  • Continue to exclude Unmanned Aerial Vehicles (UAVs) from the aerial work provisions of the TDGR. As UAV use continues to evolve, Transport Canada will monitor equivalency certificates over time and develop regulatory provisions at a later date, if needed.

These are only some of the ways Transport Canada proposes to clarify, simplify, and update Part 12 of the TDGR. We welcome your input and encourage you to submit comments on these proposals. Transport Canada will receive comments until August 8, 2017.

TC.TDGRegulatoryProposal-TMDPropositionReglementaire.TC@tc.gc.ca

The Transportation of Dangerous Goods Regulations (TDGR) were made under the Transportation of Dangerous Goods Act 1992 (TDGA). They aim to protect and promote the safety of Canadians during the transport of dangerous goods. While the TDGR apply to all modes of transport (air, road, marine, rail), Part 12 requirements are specific to transport by air.

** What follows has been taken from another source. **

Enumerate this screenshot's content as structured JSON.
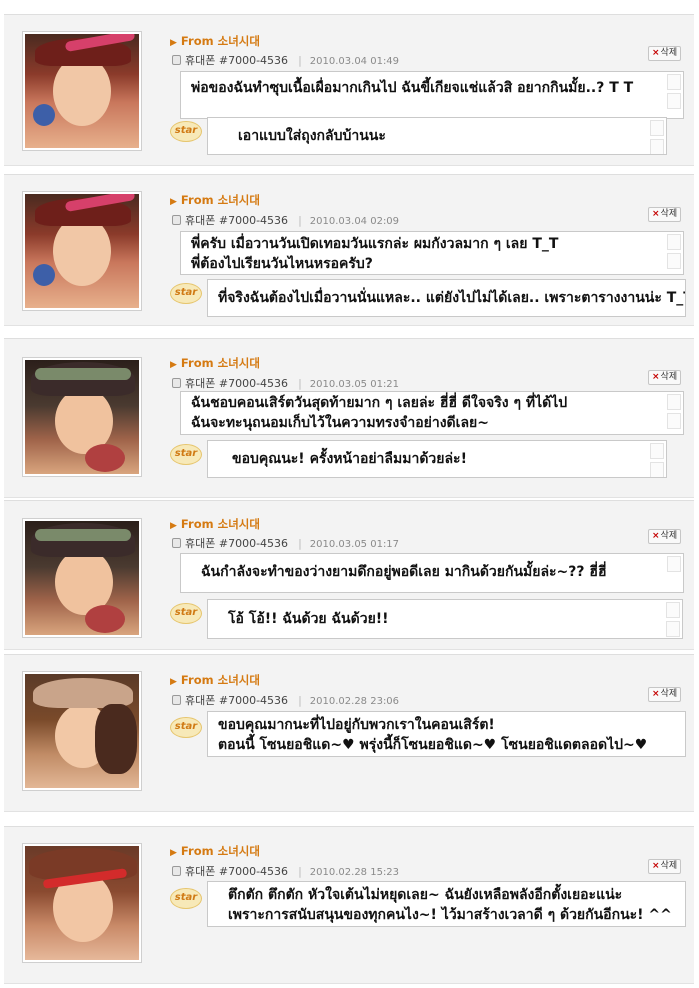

The international transport of dangerous goods by air is regulated by the Technical Instructions (TI) for the Safe Transport of Dangerous Goods by Air, published by the International Civil Aviation Organization (ICAO). While most transport of dangerous goods by air within Canada follow the ICAO TI, Canada’s vast geography and particular domestic circumstances require alternate rules for certain activities by air. These are laid out in Part 12 of the TDGR.

Transport Canada is reviewing Part 12 of the TDGR. Our aim is to clarify, simplify, and update the regulations while maintaining the safe and efficient transport of dangerous goods. In support of this effort, Transport Canada proposes to take the following actions, among others:

Transportation to or from remote areas (‘Limited Access’ Provisions)

The Limited Access provisions (Section 12.9 of the TDGR) are important to the transport of dangerous goods to remote areas. Communities, businesses, and people in remote locations rely heavily on air delivery of the dangerous goods they need. TC aims to support these locations by relaxing some ICAO TI provisions, when needed, while ensuring the safe transport of dangerous goods by air.

TC proposes to:

  • Clarify:
    • When operators may follow limited access provisions; and
    • How to identify a ‘limited access’ location.
  • Clarify classification and documentation roles and responsibilities. Transport Canada:
    • Will require operators to prepare a limited access dangerous goods document if they transport dangerous goods under the limited access provisions; but
    • Will not require a shipping document.
  • Update the list and amounts of permitted UN numbers and dangerous goods that operators may transport under the limited access provisions. The list will reflect the most commonly issued equivalency certificates (e.g. bear spray).

Aerial Work

The Canadian Aviation Regulations (CAR) and the TDGR both contain provisions for aerial work, which sometimes requires the use of dangerous goods.

TC proposes to:

  • Align, as much as possible, the provisions for aerial work under the TDGR with those under the CAR.
  • Continue to exclude Unmanned Aerial Vehicles (UAVs) from the aerial work provisions of the TDGR. As UAV use continues to evolve, Transport Canada will monitor equivalency certificates over time and develop regulatory provisions at a later date, if needed.

These are only some of the ways Transport Canada proposes to clarify, simplify, and update Part 12 of the TDGR. We welcome your input and encourage you to submit comments on these proposals. Transport Canada will receive comments until August 8, 2017.

TC.TDGRegulatoryProposal-TMDPropositionReglementaire.TC@tc.gc.ca